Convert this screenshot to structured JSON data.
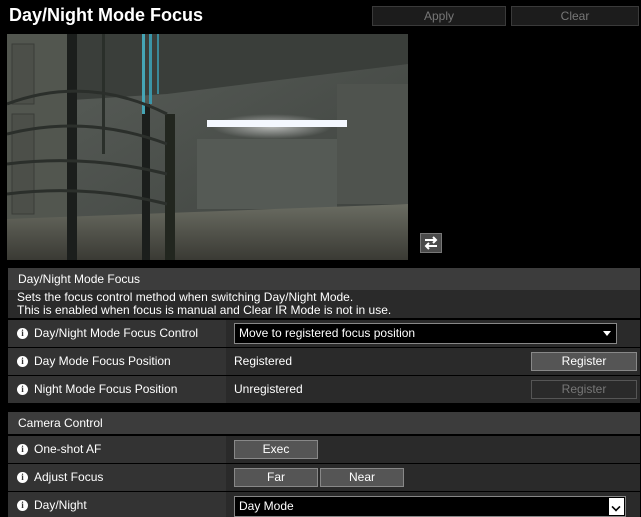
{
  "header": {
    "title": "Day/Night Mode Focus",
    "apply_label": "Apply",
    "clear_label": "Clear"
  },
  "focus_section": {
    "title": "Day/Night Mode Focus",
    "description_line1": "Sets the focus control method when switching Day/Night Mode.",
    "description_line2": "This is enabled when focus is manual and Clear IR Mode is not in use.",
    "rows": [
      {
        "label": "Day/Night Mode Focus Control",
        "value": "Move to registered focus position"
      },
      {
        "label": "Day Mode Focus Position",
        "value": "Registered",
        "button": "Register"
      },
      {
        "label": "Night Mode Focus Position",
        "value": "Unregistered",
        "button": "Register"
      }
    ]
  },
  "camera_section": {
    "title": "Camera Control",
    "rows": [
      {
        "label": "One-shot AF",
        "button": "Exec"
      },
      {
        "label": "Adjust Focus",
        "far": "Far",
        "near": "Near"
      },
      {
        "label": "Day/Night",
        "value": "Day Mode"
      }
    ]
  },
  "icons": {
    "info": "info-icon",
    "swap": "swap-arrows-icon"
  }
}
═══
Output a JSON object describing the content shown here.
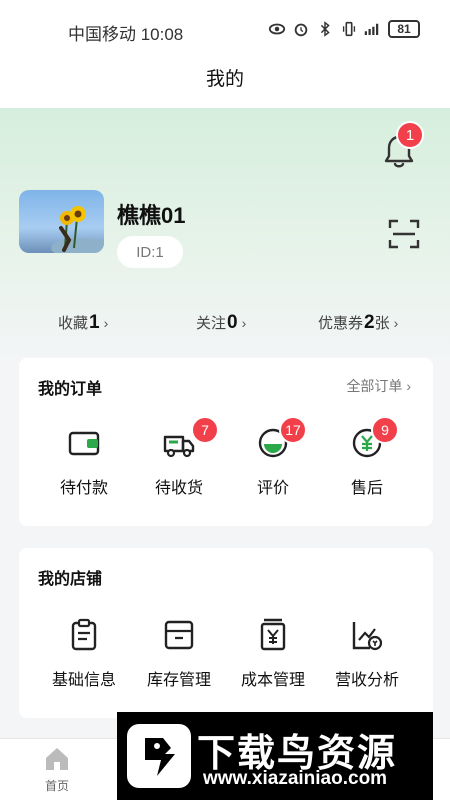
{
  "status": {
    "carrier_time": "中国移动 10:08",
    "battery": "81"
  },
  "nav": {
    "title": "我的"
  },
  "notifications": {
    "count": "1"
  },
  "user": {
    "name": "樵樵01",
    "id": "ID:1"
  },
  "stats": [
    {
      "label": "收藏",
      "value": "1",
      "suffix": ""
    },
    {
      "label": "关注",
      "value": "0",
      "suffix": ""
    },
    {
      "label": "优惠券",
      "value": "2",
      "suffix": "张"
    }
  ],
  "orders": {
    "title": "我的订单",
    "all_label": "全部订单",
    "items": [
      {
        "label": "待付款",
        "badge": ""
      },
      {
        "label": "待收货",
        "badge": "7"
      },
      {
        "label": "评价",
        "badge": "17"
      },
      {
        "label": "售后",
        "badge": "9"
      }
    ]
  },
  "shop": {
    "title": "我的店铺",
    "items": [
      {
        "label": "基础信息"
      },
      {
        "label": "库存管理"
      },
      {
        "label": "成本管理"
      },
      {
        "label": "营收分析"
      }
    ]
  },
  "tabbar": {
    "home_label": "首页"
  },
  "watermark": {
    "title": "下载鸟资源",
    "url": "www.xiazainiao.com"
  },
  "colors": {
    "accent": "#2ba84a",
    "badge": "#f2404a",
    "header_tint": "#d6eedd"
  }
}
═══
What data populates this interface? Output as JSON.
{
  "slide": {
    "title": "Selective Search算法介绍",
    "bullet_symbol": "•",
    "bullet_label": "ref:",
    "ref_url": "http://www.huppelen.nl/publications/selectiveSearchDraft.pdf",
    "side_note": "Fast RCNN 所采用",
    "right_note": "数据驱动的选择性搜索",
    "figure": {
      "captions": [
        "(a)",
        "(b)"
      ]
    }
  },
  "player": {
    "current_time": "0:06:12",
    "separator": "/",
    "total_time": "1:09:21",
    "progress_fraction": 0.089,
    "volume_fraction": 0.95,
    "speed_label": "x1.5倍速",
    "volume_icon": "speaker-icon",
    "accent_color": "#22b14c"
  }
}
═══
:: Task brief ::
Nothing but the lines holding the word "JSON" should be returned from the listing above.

:: Answer to this exercise ::
Convert this screenshot to structured JSON data.
Output a JSON object describing the content shown here.
What data populates this interface? Output as JSON.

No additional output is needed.